#### Work required
Please say how many lines in the records contain the word "кресло", giving only the number.

Element data from apps and pages
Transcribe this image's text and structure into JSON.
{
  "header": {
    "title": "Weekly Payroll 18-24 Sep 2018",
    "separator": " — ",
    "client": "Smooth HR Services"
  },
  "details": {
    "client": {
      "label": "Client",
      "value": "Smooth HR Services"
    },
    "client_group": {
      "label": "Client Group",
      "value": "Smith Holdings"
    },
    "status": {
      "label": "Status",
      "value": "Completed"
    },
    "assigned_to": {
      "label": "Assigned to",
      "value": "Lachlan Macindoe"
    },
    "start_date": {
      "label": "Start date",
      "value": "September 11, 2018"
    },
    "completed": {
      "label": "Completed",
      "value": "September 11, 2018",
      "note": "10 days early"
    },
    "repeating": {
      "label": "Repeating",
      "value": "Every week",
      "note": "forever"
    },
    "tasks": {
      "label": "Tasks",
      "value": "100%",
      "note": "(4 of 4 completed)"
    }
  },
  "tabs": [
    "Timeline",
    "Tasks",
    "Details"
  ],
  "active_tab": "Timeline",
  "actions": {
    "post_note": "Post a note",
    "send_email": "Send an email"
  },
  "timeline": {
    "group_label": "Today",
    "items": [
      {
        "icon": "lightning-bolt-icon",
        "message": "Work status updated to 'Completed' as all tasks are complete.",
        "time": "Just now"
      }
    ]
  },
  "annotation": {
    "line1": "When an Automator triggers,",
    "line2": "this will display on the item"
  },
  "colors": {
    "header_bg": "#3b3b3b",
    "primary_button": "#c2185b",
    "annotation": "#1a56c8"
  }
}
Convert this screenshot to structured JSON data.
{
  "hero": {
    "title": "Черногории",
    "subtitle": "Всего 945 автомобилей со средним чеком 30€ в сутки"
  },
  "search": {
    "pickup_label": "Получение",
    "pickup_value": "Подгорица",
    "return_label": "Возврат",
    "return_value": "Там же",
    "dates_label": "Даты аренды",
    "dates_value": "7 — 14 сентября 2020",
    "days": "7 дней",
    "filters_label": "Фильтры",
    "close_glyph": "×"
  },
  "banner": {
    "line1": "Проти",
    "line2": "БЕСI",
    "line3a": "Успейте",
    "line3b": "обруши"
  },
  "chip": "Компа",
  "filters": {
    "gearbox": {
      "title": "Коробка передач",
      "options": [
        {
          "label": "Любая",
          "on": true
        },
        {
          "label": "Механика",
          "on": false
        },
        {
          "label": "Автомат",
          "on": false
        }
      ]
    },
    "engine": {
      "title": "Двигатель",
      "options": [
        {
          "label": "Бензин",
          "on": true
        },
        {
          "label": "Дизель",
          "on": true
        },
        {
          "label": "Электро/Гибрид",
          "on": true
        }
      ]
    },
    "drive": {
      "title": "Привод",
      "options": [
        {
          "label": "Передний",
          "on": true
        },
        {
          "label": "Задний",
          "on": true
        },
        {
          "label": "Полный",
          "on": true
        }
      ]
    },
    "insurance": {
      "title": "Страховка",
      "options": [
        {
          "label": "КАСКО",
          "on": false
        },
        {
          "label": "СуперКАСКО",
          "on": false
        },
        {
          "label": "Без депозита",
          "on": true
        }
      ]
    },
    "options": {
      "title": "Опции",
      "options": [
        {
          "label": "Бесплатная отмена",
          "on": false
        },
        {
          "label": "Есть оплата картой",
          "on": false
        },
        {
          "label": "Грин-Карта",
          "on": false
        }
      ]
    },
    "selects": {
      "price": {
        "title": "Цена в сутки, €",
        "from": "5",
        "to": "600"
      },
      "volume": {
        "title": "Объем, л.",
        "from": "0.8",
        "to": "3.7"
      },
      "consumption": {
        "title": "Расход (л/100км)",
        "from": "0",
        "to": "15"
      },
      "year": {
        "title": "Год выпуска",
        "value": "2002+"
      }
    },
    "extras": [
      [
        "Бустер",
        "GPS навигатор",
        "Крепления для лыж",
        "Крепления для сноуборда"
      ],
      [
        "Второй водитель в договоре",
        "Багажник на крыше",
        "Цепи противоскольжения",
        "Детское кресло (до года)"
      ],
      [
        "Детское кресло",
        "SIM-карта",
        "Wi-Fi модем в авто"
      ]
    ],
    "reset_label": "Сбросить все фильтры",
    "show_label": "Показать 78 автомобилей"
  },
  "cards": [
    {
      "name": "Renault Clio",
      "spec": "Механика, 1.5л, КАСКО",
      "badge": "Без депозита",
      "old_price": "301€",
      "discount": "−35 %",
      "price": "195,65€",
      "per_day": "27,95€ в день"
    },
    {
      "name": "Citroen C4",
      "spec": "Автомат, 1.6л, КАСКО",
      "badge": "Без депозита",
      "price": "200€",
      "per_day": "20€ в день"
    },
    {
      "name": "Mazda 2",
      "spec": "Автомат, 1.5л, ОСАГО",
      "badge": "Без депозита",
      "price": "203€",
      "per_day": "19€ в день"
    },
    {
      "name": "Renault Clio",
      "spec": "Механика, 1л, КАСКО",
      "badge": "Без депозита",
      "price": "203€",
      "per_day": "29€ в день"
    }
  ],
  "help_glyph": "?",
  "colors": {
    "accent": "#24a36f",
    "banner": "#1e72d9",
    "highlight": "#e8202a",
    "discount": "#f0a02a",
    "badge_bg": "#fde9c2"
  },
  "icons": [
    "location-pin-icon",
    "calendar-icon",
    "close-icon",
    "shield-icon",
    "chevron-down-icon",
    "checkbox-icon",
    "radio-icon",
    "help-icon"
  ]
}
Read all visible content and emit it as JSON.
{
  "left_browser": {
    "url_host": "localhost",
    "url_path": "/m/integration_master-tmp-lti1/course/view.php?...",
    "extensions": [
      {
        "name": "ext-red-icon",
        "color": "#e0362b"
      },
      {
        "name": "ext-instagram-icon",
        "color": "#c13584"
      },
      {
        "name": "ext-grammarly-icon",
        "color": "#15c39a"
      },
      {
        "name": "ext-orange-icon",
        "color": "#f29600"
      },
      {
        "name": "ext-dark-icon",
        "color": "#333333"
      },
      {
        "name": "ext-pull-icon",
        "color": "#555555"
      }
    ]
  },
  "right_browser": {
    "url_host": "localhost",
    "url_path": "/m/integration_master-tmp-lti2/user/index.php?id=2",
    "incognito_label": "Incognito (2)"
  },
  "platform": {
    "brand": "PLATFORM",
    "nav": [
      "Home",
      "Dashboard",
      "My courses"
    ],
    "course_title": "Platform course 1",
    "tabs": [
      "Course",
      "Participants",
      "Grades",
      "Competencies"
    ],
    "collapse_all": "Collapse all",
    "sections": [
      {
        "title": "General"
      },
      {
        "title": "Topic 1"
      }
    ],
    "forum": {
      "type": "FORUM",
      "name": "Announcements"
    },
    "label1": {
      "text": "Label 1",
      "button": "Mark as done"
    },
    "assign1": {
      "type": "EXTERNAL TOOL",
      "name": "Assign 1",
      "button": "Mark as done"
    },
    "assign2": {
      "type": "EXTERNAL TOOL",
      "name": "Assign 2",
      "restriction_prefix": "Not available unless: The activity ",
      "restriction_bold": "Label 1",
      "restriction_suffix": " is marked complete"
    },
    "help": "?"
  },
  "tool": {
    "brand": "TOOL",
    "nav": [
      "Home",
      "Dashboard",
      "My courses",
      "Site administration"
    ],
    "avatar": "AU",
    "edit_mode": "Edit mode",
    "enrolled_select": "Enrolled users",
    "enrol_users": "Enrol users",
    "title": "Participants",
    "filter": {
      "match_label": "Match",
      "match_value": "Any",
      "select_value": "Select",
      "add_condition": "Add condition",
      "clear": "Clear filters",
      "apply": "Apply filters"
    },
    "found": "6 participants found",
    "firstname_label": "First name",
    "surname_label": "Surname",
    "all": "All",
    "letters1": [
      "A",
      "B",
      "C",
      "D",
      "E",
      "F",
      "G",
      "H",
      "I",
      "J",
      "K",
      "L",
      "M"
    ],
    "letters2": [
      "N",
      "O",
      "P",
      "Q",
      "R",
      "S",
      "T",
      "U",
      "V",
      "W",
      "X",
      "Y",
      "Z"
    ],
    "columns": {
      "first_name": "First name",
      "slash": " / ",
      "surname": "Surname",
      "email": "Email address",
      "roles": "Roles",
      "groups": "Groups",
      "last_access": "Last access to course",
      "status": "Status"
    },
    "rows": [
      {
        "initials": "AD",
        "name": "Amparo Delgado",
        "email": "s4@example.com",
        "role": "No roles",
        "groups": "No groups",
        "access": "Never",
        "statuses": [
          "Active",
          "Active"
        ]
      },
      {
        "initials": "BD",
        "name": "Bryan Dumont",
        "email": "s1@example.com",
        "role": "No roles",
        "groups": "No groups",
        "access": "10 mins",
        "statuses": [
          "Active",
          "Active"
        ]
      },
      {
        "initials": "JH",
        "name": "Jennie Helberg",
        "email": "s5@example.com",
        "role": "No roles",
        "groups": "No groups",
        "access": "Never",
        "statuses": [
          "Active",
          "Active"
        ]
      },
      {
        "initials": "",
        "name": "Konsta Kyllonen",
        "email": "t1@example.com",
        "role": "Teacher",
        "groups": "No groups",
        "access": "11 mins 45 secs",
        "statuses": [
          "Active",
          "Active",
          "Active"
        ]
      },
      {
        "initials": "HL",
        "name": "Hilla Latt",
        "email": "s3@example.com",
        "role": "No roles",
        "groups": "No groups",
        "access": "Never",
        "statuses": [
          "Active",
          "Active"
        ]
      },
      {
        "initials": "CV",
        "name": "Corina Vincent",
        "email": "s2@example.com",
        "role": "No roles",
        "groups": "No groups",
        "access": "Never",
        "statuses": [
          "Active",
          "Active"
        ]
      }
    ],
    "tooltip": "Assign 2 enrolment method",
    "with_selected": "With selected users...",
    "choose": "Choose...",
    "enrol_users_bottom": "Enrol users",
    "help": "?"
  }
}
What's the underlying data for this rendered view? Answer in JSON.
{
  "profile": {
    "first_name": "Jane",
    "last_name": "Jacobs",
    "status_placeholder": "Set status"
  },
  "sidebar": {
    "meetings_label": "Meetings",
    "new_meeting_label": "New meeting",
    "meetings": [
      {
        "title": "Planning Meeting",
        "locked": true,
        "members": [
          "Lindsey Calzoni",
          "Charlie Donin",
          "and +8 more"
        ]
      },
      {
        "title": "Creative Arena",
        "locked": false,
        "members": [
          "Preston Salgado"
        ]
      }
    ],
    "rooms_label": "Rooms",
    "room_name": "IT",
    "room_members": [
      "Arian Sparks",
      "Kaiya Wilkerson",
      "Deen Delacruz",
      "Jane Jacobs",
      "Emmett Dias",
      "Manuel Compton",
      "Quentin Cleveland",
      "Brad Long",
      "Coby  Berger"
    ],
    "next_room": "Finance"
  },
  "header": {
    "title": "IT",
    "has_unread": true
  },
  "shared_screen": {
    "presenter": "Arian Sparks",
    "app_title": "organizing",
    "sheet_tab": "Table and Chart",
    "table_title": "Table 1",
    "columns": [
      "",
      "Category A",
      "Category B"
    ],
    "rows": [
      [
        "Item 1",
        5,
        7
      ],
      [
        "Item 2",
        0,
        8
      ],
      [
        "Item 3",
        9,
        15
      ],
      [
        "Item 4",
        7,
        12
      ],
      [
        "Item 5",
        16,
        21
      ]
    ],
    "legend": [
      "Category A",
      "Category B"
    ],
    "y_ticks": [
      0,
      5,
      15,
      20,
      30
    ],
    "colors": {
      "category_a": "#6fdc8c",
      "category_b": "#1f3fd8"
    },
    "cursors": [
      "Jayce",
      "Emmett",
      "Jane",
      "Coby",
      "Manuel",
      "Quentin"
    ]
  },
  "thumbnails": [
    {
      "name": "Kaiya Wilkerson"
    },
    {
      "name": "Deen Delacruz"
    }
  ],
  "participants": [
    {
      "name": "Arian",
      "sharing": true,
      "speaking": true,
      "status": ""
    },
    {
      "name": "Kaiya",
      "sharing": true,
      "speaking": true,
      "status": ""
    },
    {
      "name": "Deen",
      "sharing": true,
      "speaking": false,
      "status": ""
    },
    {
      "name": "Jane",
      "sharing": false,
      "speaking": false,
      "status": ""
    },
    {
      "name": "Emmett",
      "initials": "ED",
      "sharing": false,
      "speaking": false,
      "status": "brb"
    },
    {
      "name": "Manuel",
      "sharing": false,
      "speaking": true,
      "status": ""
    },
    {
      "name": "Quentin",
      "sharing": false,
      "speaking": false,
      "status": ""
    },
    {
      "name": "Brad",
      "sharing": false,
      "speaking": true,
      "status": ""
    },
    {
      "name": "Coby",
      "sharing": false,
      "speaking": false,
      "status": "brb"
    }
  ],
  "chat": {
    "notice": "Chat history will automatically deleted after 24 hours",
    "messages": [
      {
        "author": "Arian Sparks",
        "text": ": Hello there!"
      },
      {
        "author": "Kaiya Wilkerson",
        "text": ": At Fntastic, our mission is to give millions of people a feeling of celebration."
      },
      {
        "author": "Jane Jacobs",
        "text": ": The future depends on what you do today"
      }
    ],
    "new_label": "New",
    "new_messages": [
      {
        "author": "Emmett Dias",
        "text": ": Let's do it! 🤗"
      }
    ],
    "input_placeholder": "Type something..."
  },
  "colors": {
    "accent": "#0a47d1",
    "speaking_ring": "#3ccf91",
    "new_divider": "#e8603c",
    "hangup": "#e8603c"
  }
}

#### Finished task
2